When I was 25 years old, I thought I knew it all. I was a hotshot young political operative in Washington who had been given far more responsibility than someone with so little experience should ever possess.
During the 1998 election cycle, I worked for an organization that sought to promote the Republican agenda as we headed toward a mid-term election.
One of my jobs was to garner media attention for our efforts. We weren’t one of the official party voices, so we needed to work a little harder to attract interest from reporters and columnists.
As the director of this project, I had one constituent: the chairman and founder of the group.
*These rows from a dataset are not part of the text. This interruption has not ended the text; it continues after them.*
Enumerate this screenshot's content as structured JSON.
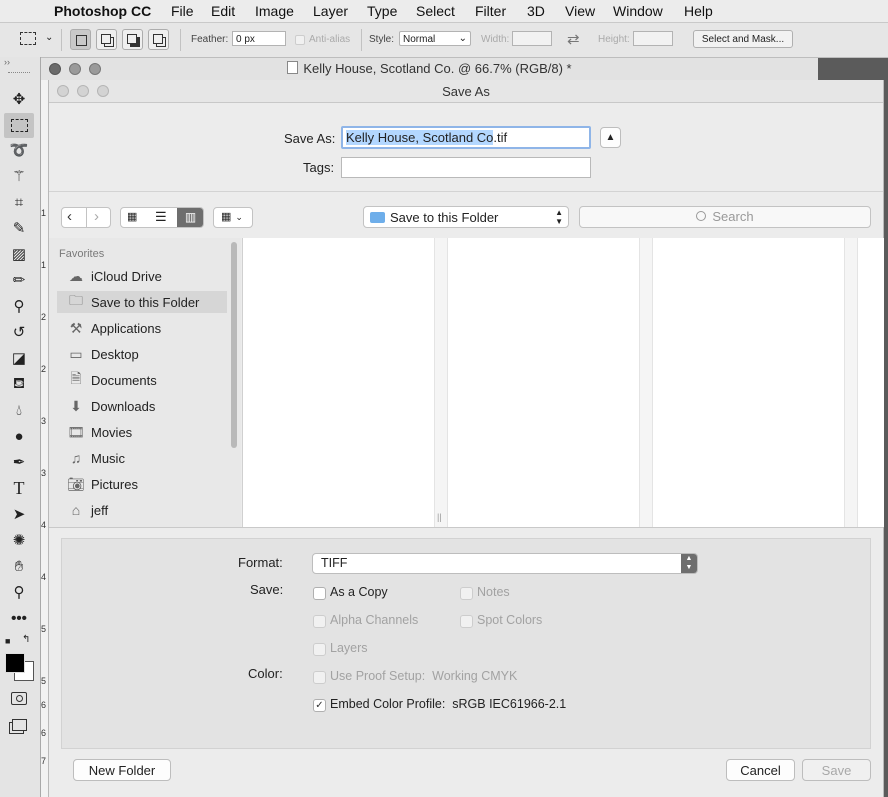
{
  "menubar": {
    "app_name": "Photoshop CC",
    "items": [
      "File",
      "Edit",
      "Image",
      "Layer",
      "Type",
      "Select",
      "Filter",
      "3D",
      "View",
      "Window",
      "Help"
    ]
  },
  "options_bar": {
    "feather_label": "Feather:",
    "feather_value": "0 px",
    "antialias_label": "Anti-alias",
    "style_label": "Style:",
    "style_value": "Normal",
    "width_label": "Width:",
    "height_label": "Height:",
    "select_mask_label": "Select and Mask..."
  },
  "document": {
    "title": "Kelly House, Scotland Co. @ 66.7% (RGB/8) *"
  },
  "ruler_numbers": [
    "1",
    "1",
    "2",
    "2",
    "3",
    "3",
    "4",
    "4",
    "5",
    "5",
    "6",
    "6",
    "7"
  ],
  "dialog": {
    "title": "Save As",
    "save_as_label": "Save As:",
    "filename_selected": "Kelly House, Scotland Co",
    "filename_ext": ".tif",
    "tags_label": "Tags:",
    "location_value": "Save to this Folder",
    "search_placeholder": "Search",
    "sidebar": {
      "section_label": "Favorites",
      "items": [
        {
          "label": "iCloud Drive",
          "icon": "cloud-icon"
        },
        {
          "label": "Save to this Folder",
          "icon": "folder-icon",
          "selected": true
        },
        {
          "label": "Applications",
          "icon": "applications-icon"
        },
        {
          "label": "Desktop",
          "icon": "desktop-icon"
        },
        {
          "label": "Documents",
          "icon": "documents-icon"
        },
        {
          "label": "Downloads",
          "icon": "downloads-icon"
        },
        {
          "label": "Movies",
          "icon": "movies-icon"
        },
        {
          "label": "Music",
          "icon": "music-icon"
        },
        {
          "label": "Pictures",
          "icon": "pictures-icon"
        },
        {
          "label": "jeff",
          "icon": "home-icon"
        }
      ]
    },
    "format_label": "Format:",
    "format_value": "TIFF",
    "save_label": "Save:",
    "color_label": "Color:",
    "options": {
      "as_a_copy": {
        "label": "As a Copy",
        "checked": false,
        "enabled": true
      },
      "notes": {
        "label": "Notes",
        "checked": false,
        "enabled": false
      },
      "alpha_channels": {
        "label": "Alpha Channels",
        "checked": false,
        "enabled": false
      },
      "spot_colors": {
        "label": "Spot Colors",
        "checked": false,
        "enabled": false
      },
      "layers": {
        "label": "Layers",
        "checked": false,
        "enabled": false
      },
      "use_proof_setup": {
        "label": "Use Proof Setup:  Working CMYK",
        "checked": false,
        "enabled": false
      },
      "embed_color_profile": {
        "label": "Embed Color Profile:  sRGB IEC61966-2.1",
        "checked": true,
        "enabled": true
      }
    },
    "new_folder_label": "New Folder",
    "cancel_label": "Cancel",
    "save_button_label": "Save"
  },
  "colors": {
    "selection_highlight": "#b3d7ff",
    "sidebar_selected": "#d9d9d9",
    "disabled_text": "#a2a2a2"
  }
}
We were a small shop. I had a couple of folks who worked for me, but we were very much a team designed to punch above our weight.
A key theme we tried to push was economic success — and the role the GOP congress had played in achieving it.
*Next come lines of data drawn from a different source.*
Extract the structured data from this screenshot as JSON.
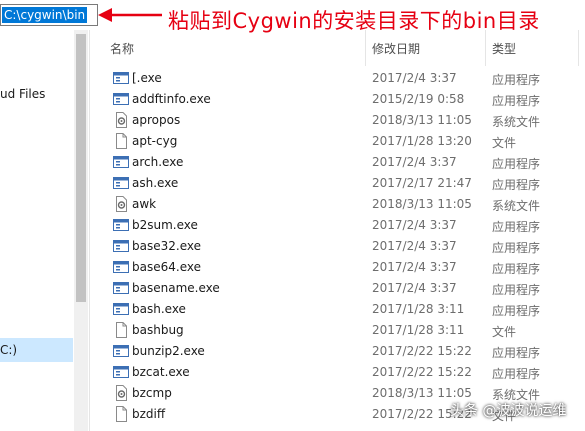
{
  "address_bar": {
    "path": "C:\\cygwin\\bin"
  },
  "annotation": {
    "text": "粘贴到Cygwin的安装目录下的bin目录"
  },
  "nav": {
    "cloud_label": "ud Files",
    "drive_label": "C:)"
  },
  "columns": {
    "name": "名称",
    "date": "修改日期",
    "type": "类型"
  },
  "files": [
    {
      "name": "[.exe",
      "date": "2017/2/4 3:37",
      "type": "应用程序",
      "icon": "exe-icon"
    },
    {
      "name": "addftinfo.exe",
      "date": "2015/2/19 0:58",
      "type": "应用程序",
      "icon": "exe-icon"
    },
    {
      "name": "apropos",
      "date": "2018/3/13 11:05",
      "type": "系统文件",
      "icon": "system-file-icon"
    },
    {
      "name": "apt-cyg",
      "date": "2017/1/28 13:20",
      "type": "文件",
      "icon": "file-icon"
    },
    {
      "name": "arch.exe",
      "date": "2017/2/4 3:37",
      "type": "应用程序",
      "icon": "exe-icon"
    },
    {
      "name": "ash.exe",
      "date": "2017/2/17 21:47",
      "type": "应用程序",
      "icon": "exe-icon"
    },
    {
      "name": "awk",
      "date": "2018/3/13 11:05",
      "type": "系统文件",
      "icon": "system-file-icon"
    },
    {
      "name": "b2sum.exe",
      "date": "2017/2/4 3:37",
      "type": "应用程序",
      "icon": "exe-icon"
    },
    {
      "name": "base32.exe",
      "date": "2017/2/4 3:37",
      "type": "应用程序",
      "icon": "exe-icon"
    },
    {
      "name": "base64.exe",
      "date": "2017/2/4 3:37",
      "type": "应用程序",
      "icon": "exe-icon"
    },
    {
      "name": "basename.exe",
      "date": "2017/2/4 3:37",
      "type": "应用程序",
      "icon": "exe-icon"
    },
    {
      "name": "bash.exe",
      "date": "2017/1/28 3:11",
      "type": "应用程序",
      "icon": "exe-icon"
    },
    {
      "name": "bashbug",
      "date": "2017/1/28 3:11",
      "type": "文件",
      "icon": "file-icon"
    },
    {
      "name": "bunzip2.exe",
      "date": "2017/2/22 15:22",
      "type": "应用程序",
      "icon": "exe-icon"
    },
    {
      "name": "bzcat.exe",
      "date": "2017/2/22 15:22",
      "type": "应用程序",
      "icon": "exe-icon"
    },
    {
      "name": "bzcmp",
      "date": "2018/3/13 11:05",
      "type": "系统文件",
      "icon": "system-file-icon"
    },
    {
      "name": "bzdiff",
      "date": "2017/2/22 15:22",
      "type": "文件",
      "icon": "file-icon"
    }
  ],
  "watermark": {
    "text": "头条 @波波说运维"
  },
  "colors": {
    "annotation": "#e60012",
    "selection": "#0078d7",
    "nav_selected": "#cce8ff"
  }
}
One day I was sitting at my desk and CNN was obsessed with a dip in the stock market that morning. It was enough to generate media attention, but nothing drastic.
I hopped right on it, writing up a press release touting stock market gains since the 1994 election — despite that morning’s dip.
The idea was to get into the news cycle by playing the contrarian. With everyone jumping on the “woe is the Dow” bandwagon, I figured we might get a mention as the other perspective. That’s often an effective strategy, especially in politics where reporters typically feel compelled to show both sides (or at least they used to).
Release done, we blasted it out via email and fax (yes, we still used faxes back then).
Unfortunately, the stock market kept sliding in the meantime. It ended being a pretty bad day for equities.
It also ended up being a pretty bad day for me.
As the downward momentum gathered, my boss (the group’s founder and chair) called me up to ask me what the hell I was thinking.
What had looked like a slightly contrarian view in the morning had turned into a foolish, head-in-the-sand perspective by the afternoon.
I think we did end up with at least one passing media mention — but it wasn’t for balance and it wasn’t flattering.
A few lessons I took from this failure:
- Newsjacking can backfire — especially when you’re being a contrarian. Think about how the story might develop — and how that impacts your pitch.
- Tying political fortunes to the stock market carries great risk.
- When you’re 25, you don’t really know everything. Heck, I’m almost 45 now, and I still don’t know everything.
- When you screw up, just take the beating from your boss/client. (I foolishly tried to justify my decision to send the release.)
- Most professional mistakes are a bigger deal to you than anyone else. Within a couple of days, I was the only person still beating me up for the misstep.